*Provided records*.
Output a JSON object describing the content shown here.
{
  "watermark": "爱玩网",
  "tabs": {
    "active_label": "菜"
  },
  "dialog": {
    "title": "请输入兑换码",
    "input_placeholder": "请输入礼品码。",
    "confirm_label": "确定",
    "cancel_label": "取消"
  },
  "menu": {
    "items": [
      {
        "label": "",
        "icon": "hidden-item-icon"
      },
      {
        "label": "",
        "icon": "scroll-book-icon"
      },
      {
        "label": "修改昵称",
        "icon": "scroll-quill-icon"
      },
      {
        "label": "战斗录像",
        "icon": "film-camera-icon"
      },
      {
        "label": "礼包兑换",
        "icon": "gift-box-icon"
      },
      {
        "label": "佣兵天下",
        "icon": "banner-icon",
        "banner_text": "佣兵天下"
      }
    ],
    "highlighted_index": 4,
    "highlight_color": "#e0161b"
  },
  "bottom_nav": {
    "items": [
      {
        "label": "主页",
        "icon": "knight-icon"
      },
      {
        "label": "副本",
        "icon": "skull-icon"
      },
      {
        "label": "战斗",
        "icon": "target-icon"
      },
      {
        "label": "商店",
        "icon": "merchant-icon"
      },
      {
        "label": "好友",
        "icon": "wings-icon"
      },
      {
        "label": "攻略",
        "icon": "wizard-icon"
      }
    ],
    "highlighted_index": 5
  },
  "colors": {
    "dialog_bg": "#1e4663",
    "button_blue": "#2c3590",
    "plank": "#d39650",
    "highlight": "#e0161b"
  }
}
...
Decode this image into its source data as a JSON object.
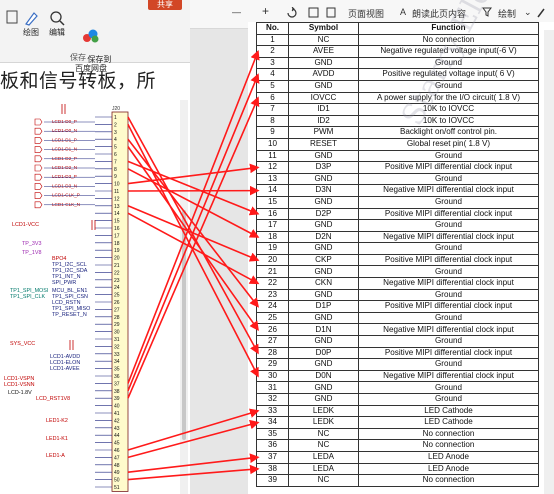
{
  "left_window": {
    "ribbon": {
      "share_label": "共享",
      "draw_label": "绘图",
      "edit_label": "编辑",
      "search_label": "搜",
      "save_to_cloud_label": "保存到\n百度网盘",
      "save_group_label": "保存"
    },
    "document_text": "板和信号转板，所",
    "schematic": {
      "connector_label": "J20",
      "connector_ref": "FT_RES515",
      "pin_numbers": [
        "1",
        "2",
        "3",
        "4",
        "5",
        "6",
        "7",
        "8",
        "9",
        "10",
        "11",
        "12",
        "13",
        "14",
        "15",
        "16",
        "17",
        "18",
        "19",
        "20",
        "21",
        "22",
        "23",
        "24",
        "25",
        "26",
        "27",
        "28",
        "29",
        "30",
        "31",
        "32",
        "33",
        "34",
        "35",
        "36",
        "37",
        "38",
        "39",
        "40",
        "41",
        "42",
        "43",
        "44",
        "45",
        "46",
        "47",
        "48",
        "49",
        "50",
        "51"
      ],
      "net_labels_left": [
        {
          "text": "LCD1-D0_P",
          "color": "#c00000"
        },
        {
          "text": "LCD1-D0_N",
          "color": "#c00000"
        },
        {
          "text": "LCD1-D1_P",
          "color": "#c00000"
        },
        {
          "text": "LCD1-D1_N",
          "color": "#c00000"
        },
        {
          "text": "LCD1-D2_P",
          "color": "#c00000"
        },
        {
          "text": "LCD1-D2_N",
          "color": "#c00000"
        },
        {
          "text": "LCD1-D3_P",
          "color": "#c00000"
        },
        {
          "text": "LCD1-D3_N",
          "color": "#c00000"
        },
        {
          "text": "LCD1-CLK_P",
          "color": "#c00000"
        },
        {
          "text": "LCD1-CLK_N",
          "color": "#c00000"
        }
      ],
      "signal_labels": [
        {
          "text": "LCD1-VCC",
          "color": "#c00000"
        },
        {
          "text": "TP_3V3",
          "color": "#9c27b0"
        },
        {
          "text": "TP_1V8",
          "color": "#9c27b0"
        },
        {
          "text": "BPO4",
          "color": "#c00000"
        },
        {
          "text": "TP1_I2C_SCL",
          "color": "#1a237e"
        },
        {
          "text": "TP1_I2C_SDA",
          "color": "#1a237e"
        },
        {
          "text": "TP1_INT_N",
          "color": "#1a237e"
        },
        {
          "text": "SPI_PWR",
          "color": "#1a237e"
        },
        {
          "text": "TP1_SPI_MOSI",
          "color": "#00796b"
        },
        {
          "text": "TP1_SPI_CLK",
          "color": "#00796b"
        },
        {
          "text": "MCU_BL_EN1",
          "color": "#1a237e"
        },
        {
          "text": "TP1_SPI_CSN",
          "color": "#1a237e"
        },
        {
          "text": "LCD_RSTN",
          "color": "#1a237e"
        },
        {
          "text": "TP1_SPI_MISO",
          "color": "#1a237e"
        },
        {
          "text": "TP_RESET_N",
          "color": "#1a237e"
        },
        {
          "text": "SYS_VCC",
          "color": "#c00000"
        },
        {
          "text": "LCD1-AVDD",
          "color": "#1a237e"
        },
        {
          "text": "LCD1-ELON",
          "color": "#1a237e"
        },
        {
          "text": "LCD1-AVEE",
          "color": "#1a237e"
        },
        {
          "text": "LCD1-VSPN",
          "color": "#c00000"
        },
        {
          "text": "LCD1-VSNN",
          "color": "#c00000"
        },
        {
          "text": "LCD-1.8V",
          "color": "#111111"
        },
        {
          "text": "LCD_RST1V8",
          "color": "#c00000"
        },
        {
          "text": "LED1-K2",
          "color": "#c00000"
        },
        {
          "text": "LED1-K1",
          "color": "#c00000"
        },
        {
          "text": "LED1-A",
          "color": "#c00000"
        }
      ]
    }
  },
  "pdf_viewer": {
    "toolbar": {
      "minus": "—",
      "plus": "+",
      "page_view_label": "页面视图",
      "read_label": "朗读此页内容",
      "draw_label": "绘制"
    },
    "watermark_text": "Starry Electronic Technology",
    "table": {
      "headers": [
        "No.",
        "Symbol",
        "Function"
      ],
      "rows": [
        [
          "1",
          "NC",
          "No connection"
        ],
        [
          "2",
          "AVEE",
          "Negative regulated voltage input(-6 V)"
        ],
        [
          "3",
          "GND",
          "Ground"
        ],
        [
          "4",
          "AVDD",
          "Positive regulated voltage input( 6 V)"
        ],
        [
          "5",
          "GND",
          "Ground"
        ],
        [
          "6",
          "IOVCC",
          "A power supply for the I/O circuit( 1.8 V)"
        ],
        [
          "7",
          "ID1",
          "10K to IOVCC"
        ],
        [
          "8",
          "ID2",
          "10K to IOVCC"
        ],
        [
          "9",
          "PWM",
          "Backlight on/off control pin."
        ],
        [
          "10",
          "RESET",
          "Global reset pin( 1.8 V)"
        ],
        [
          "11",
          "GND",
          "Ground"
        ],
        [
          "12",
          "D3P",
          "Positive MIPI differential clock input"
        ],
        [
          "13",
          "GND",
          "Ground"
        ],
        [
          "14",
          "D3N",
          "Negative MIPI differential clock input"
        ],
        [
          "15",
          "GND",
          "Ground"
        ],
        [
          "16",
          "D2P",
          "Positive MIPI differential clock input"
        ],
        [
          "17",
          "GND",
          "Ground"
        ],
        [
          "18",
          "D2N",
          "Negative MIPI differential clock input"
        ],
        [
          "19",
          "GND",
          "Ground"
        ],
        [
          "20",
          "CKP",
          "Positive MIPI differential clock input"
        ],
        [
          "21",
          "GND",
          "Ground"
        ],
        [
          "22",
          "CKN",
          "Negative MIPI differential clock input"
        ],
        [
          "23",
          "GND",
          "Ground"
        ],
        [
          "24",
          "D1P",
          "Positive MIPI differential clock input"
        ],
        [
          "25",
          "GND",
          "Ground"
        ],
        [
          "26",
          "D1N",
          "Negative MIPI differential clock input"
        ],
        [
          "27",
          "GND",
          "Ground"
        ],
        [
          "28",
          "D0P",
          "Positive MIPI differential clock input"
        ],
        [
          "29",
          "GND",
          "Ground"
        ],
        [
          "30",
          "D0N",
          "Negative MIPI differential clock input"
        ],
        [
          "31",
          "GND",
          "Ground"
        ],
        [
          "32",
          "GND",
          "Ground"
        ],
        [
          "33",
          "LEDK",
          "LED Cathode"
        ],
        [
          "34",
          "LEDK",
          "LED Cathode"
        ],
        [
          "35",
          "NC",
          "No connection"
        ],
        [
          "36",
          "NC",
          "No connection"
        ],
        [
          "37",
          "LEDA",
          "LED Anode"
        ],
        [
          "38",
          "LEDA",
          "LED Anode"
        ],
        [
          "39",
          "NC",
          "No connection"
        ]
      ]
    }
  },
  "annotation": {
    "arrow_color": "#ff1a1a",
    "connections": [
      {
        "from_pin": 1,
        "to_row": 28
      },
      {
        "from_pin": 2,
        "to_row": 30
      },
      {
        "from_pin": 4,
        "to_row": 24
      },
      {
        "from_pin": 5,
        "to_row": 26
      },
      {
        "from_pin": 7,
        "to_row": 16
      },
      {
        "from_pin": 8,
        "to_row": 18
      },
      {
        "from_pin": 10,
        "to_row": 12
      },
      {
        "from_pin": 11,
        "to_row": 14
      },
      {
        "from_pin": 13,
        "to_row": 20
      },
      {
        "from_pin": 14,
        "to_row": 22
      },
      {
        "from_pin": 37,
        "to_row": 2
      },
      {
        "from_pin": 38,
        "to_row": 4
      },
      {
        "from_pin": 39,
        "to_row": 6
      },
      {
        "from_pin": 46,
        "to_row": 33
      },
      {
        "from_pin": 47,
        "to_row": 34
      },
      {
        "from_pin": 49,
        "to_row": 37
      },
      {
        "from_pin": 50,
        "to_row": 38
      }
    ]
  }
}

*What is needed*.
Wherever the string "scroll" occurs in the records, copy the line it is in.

*Solution to the exercise*.
        "icon": "scroll-book-icon"
        "icon": "scroll-quill-icon"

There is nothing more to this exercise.